Leaving Varanasi and Pulkit behind before flying on to Agra, I realised that I had finally found the true essence of this enormous and diverse country.
Just an hour away, Agra lacked any of Varanasi’s street charm. But it did have the jewel in the crown. First, I checked into the astonishing Trident Agra, a wonderfully thought out hotel set amidst beautiful herb gardens. The hotel is built from red stone reminiscent of the Mughal era, designed around a landscaped central courtyard with swimming pool, gardens and fountains, often hosting an evening puppet show.

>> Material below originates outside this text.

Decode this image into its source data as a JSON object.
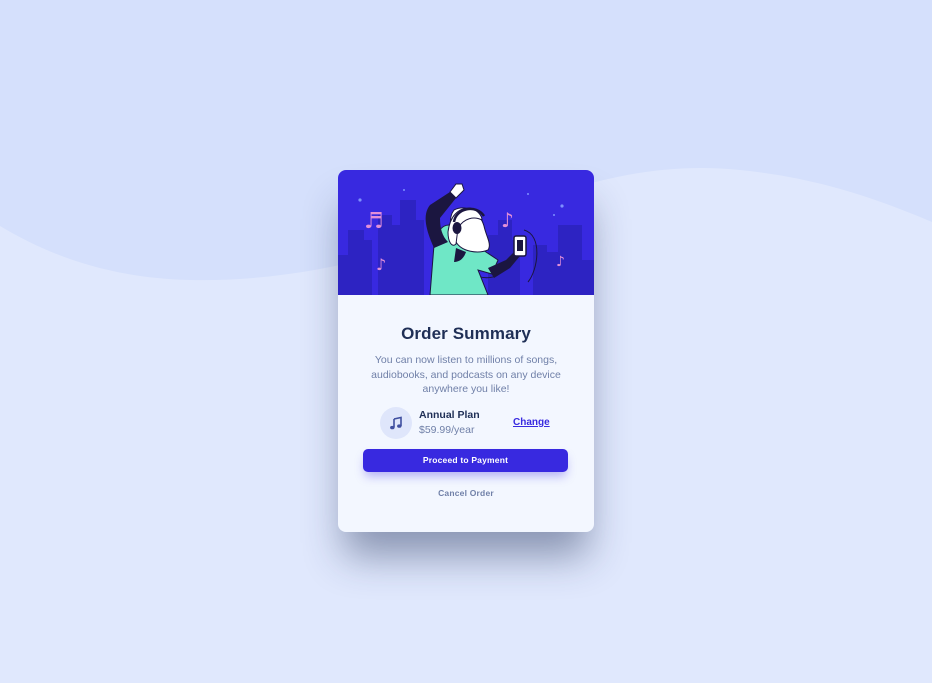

The modern lobby, restaurant and bar bring the hotel into the 21st century as did the chefs inventive take on some classic Indian staples.

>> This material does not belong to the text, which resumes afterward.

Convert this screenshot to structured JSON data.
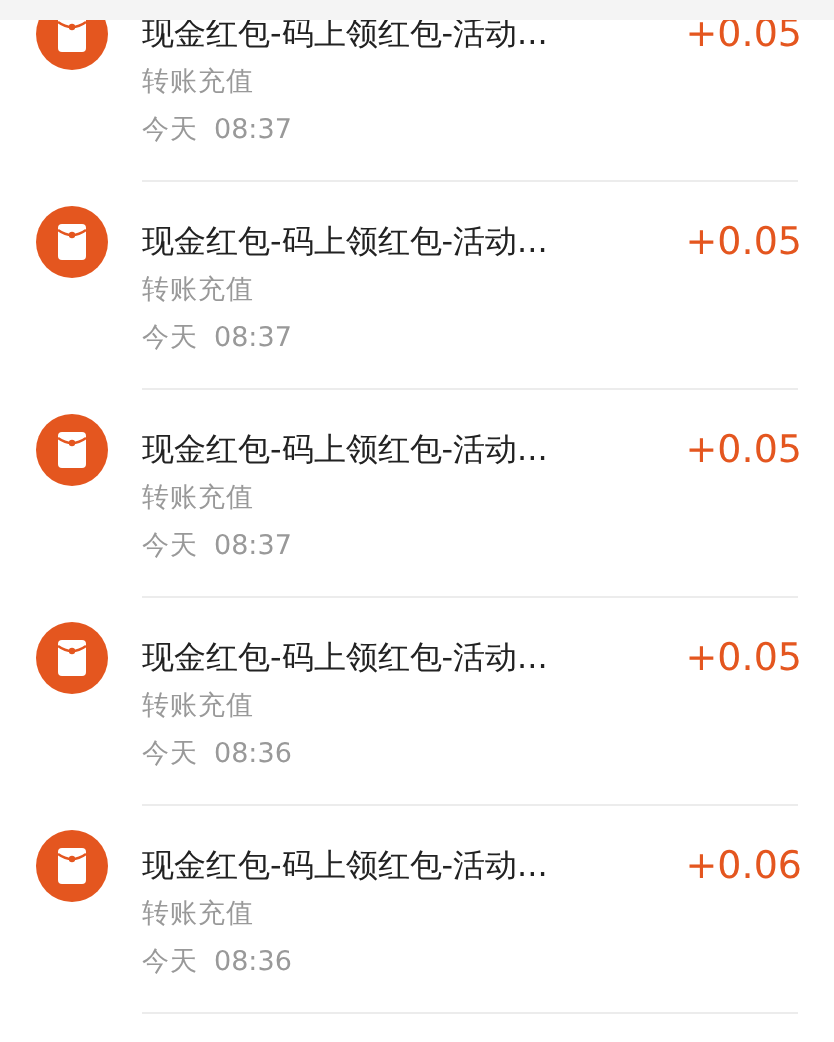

I headed off to the Agra Fort in 45C mid afternoon heat. Emperor Akbar started the construction of this huge red sandstone Agra Fort on the bank of Yamuna River in 1565, but clearly he had forgotten the laws of a modern microwave oven and with the temperature now way over 50°C I started to experience severe heat exhaustion and fainting. I wish I could tell you more about it and also the experience of sunset at another magnificent monument called ttmad-ud-Daulah, also known as ‘Baby Taj’, but by 4.30am I was back in my room, with an ice pack the size of the Greenland glacier on my chest and ice tea in hand, chatting with the manager who insisted that should I need to see a doctor they would take care of everything. Travel writing often just records the visual and hopefully, cerebral gifts a place or a people can offer. This was higher than both, my health was in the hands of the hotel and they nurtured me, hour by hour, back to full health and evening dinner in the restaurant.
A slight change of plan was required or I’d be back in Varanasi possibly getting cremated. It involved a 4:30 am alarm call, and my right hand man Mr Singh, more than just a driver, also my intuitive photography sidekick, driving us the short mile distance to the famous Taj Mahal for a 5am start. Perfect for daybreak colours and a minimum number of pesky tourists. All in a balmy, manageable 33c.

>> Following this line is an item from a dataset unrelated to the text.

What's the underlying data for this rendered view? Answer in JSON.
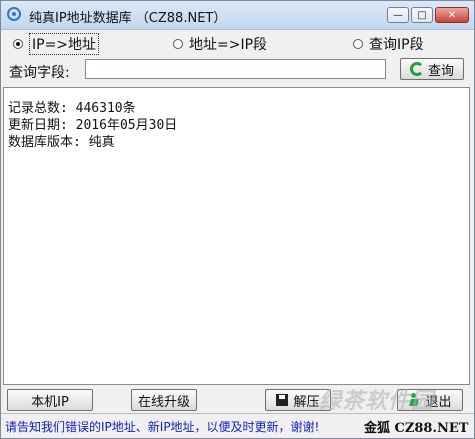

It’s a must on any tour of India, and I can only add that the sense of wonderment increases every time I look back at photography from my early morning visit. Witnessing sunrise at the Taj Mahal as the first rays of sun reflect off the glistening white marble of the monument was truly unforgettable. Considered the greatest of Mughal art in India, the Taj Mahal was built by Emperor Shah Jahan for his beloved third wife Mumtaz Mahal, who died giving birth to their 14th child in 1631. As tributes go, it’s unparalleled in human history. To be in Agra is like taking a walk-through India’s Mughal period history. No wonder then that after heavily polluted, suffocating Delhi (which along with Agra and Jaipur makes up the traditional Golden Triangle Tour), Agra is where you can breathe in this beauty and is the second most visited tourist city in North India.